ASIC’s boss denies being too friendly with the big banks and financial institutions or failing to investigate them for misconduct.
Chair James Shipton accepts the corporate regulator needs to up the ante, after being slammed by the banking royal commission for letting much of the widespread misconduct in the financial sector go unpunished.
But Mr Shipton argues the Australian Securities and Investments Commission lacks the resources it needs to do its job properly.
Asked if ASIC has failed to commence formal investigations against large financial institutions when it should have, Mr Shipton took issue with the word fail.

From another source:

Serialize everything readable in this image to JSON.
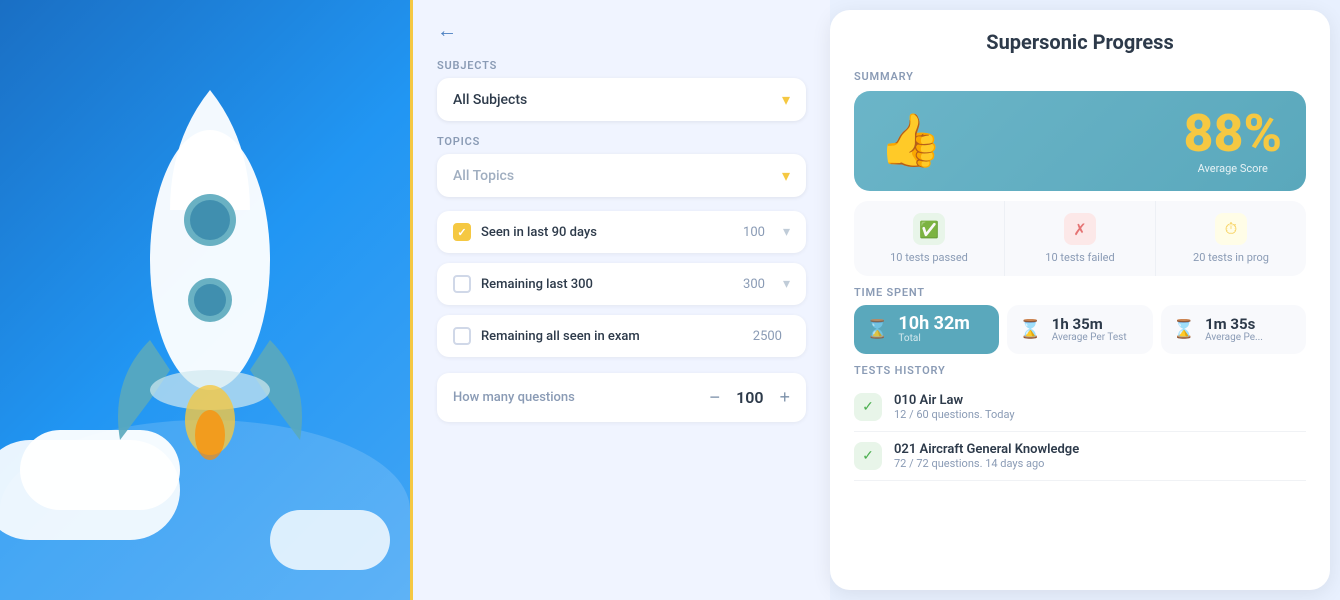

He said ASIC only has 240 enforcement staff – the ACT has nearly three times that number of sworn police officers – to deal with 12,000 complaints and 2000 breach reports by financial services licensees each year.
“We have to make real-time decisions as to which matters we can investigate,” Mr Shipton told the royal commission on Thursday.

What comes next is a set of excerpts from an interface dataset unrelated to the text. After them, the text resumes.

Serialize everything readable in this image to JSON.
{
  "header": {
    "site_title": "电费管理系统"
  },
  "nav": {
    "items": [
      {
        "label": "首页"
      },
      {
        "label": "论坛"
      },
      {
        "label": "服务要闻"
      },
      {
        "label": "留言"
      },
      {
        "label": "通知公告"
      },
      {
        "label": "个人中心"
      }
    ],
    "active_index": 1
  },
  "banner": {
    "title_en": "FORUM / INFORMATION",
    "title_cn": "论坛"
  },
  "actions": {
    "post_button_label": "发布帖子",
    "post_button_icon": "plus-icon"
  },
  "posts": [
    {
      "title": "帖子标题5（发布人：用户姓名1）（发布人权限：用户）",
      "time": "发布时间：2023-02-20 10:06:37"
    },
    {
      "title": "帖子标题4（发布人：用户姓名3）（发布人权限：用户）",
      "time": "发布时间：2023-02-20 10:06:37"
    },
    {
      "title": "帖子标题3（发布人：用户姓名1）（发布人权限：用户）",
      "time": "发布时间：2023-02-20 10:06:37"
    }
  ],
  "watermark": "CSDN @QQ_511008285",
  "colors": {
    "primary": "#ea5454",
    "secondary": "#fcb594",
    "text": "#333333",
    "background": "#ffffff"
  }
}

“I would not consider the very difficult real-time choices and very hard choices as a failure.”
Mr Shipton described his regular contact with bank CEOs and boards, and that of other ASIC commissioners, as forming part of professional working relationships.
Mr Shipton, ASIC’s chair since January, said there were also formal meetings, dismissing a description that they were get-togethers.
He agreed there were risks with frequent personal contact between regulators and the leaders of the entities they regulate.
“That is why I personally exercise the highest degree I can possibly apply of professional judgment when I have these interactions, when I have these meetings,” he said.
One of the risks was the contact could be seen by the other side as too familial, friendly and social, he said.
He has called CEOs of companies regulated by ASIC to express his dissatisfaction about issues including legal trench warfare, a lack of professionalism in the Australian financial sector.
“I have also spoken to these leaders, to a man and a woman, about the fact that I believe that they have forgotten that they are dealing with other people’s money.”
ASIC now has a wider regulatory remit than comparable market conduct regulators overseas, but its staff numbers and budgets have only increased modestly, the inquiry heard.
Mr Shipton said ASIC was under-resourced and therefore restricted in its ability to pursue matters the way it wanted.
“We are constrained in probably every aspect of our regulatory work.
“It’s certainly in investigations, certainly in matters relating to enforcement, but I would also make the case that we are constrained in our surveillance, our supervision, our important work on financial capability, and other work that we undertake.”
Mr Shipton agreed ASIC needed to take more enforcement action over misconduct, including through the courts, and be quicker and more robust.
He said ASIC also recognised that in the case of a number of financial institutions, its previous tactics have not been as successful as hoped.
“Therefore we need to up our ante and be more agile in the deployment of that enforcement tool.”